One of them is pulling yourself out of it physically. Changing your everyday routines tends to change your mind. So what helps me is working in new places, having new interactions with people and other artists. So the way I think of it is that we are not really trapped in our bodies. I mean, we have been for the last year and a half during the pandemic, but in normal times, when you get next to another person, your energies start to mix. And I am trying to mix my energy with the wider swath of people right now. I'm meeting with other artists because they're thinking they think more openly. You need to create the environment you want to live in. Your space of inspiration and comfort.

How was this for you when you worked at a creative agency?  

For those 20 years that I was in an office in an agency, I was stuck in a lot of repetitive cycles. You get up, you get in your car, you head over to New York, and you're around the same people. You are intertwined with them. They don't surprise you after a few months of working with them. It is not that they're not talented and smart, it's just that their brain works the same way. And they're gonna apply the same way of thinking to every problem. There was little challenge in that and I felt trapped in my own body. I was not absorbing new ways of thinking. And, and so I'm exposing myself to artists these days to big thinkers and trying to spend time with others. Like doing a small ethnography into different worlds. 

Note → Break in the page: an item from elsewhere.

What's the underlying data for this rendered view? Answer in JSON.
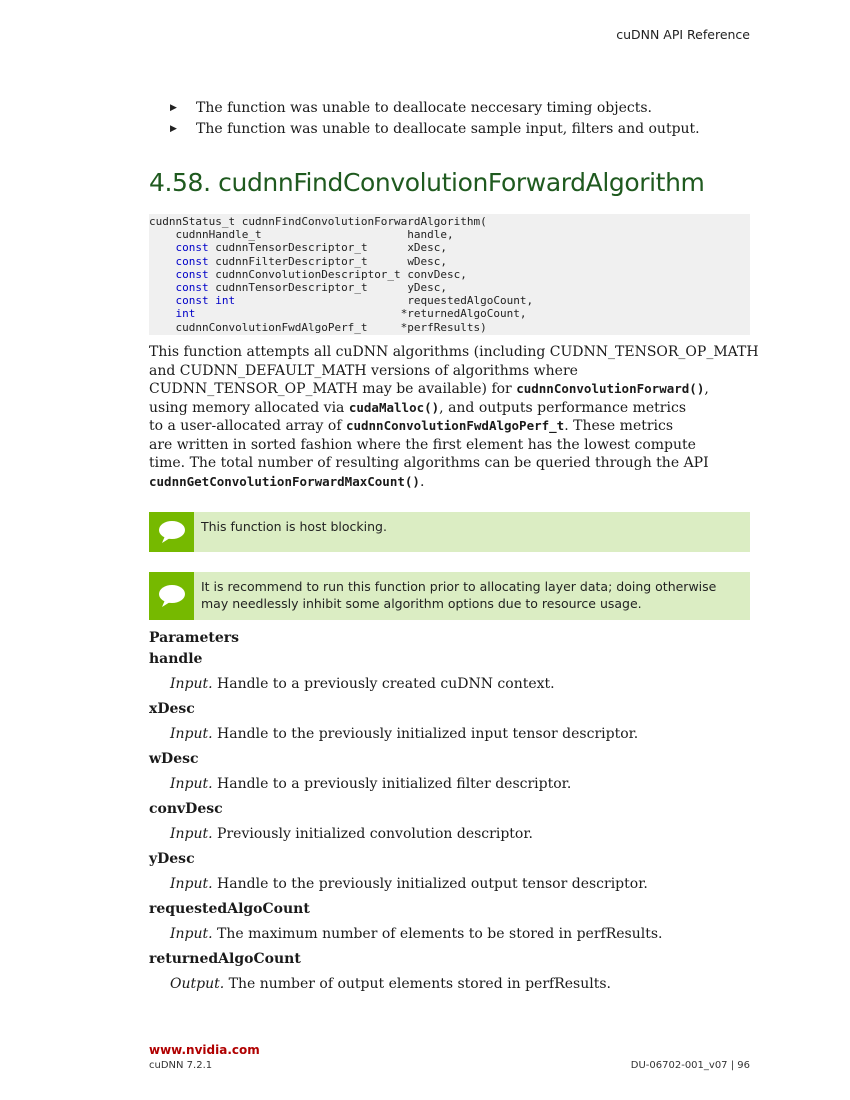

Let’s talk about the current pandemic. How does it influence your take on creativity and work?

I love everything that is going on right now with the ‘re-evaluation’. That is part of what we are going through right now. The new generation does not want to do things that are not fulfilling. No one wants to compromise on that now. We are in this liminal state now. Culturally things will change. I don’t think we figured out what the new version of working is. We all kind of are responsible for developing this new way of working.

How do you see yourself navigating these liminal times?

I have two paths now that I engage in simultaneously. I continue to do commercial projects to make money and I also do photography. I am actually thinking that photography and commercial art will ultimately become one thing, and the other thing is pure fine art. This fine art is my experimentation. My own passion projects. Things I want to explore. Let’s see how it evolves…"